You are now ready to do some crunches and, following the steps you found online, you contract your abdominal muscles and exhale while moving up. Remember: this is a crunch, not a sit-up, so you won’t be moving up all the way to your bent knees. What is your abdominal muscle, you ask? Don’t worry about it, just tighten your stomach as if you were getting ready for a punch. By doing this, you have taken care of that muscle which may or may not be the correct one. While these thoughts are going through your head, don’t forget to exhale. That’s a very important step.
Maintain back and neck alignment while moving down
Great job! You’ve made it up to around halfway to your knees. What do you do now? Simply go back down to the ground. Wait! Not like that! You need to inhale while keeping your back and neck aligned. If you don’t do this very necessary step, you’ll have gained almost nothing from your crunches. It can be hard to maintain this alignment, though. In fact, one of the most common things to do that newcomers will do is to clench their body in an effort to keep everything straight. This is a mistake! Learn to relax your body while having your back and neck remain pretty well aligned.

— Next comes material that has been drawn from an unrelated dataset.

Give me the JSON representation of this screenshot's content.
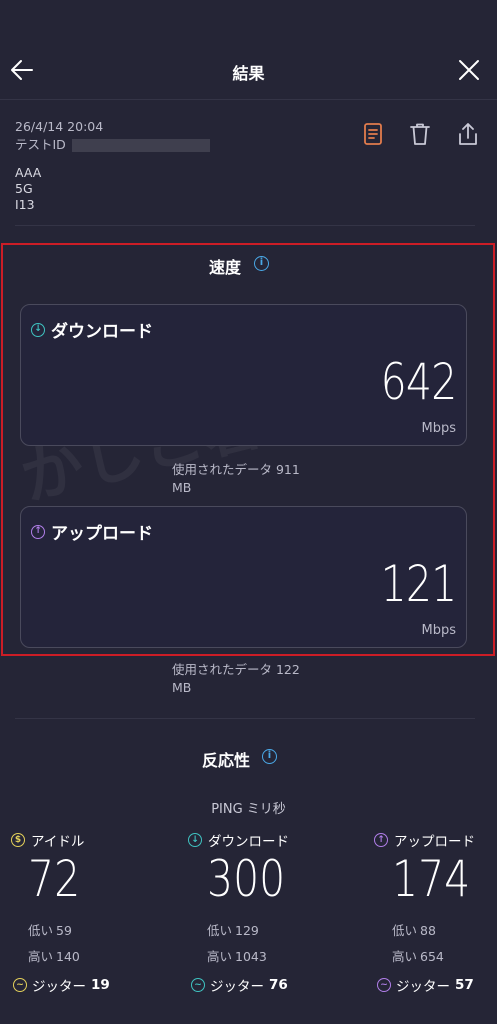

Safety Tip: Move slow
Moving on to safety tips to remember while practicing your crunches, you’ll need to remember the most important tip: move slow! This is not a race to see how fast you can get done with your daily exercise. Don’t be the hare; be the tortoise. As the saying goes, ‘slow and steady wins the race.’ Besides, rabbits are lame. Turtles are super cool. Now, are crunches going to be a little harder when you take your time? Yes, but they’ll make you stronger a whole lot faster than doing double the amount in less than a minute. If you think you can only do 5 or so of these slow crunches at a time, that’s fine. Don’t rush yourself.
Safety Tip: Don’t place hands behind head
You know how back when you were in school the really athletic kids, when the did sit-ups and crunches, usually put their hands behind their heads? Yeah, they were doing it wrong and have some sort of medical problem now because of it. When you put your hands behind your head instead of crossing them over your chest, you risk injuring your neck. If you only do a couple crunches or whatever per day, you may not notice any negative changes for a while, but you most certainly will if you do 20 or so per day. Where’s the sense in risk having an injury that you’ll end up regretting later on in life?
Safety Tip: If you feel hurt or dizzy, take a break
This is a very important safety tip that you should always remember. If you ever feel like achy or dizzy, immediately stop and take a break for a little bit. Don’t listen to your friends who tell you to push past the pain, or that pain means that you’re getting stronger. They have no idea what they’re talking about. Listen to the advice in this online article written by a completely trustworthy source. Seriously, though, don’t be afraid to take frequent breaks if you think you need them. You’ll get strong eventually, never fear.
Are you ready to start doing some crunches? Was the advice in this article helpful? Let me know in the comments below!
A new face on the writing scene, Josh VanAkker brings a breath of fresh air to the world of blogging. He enjoys working with new styles of writing, and has employed a good number of them in his many blog posts.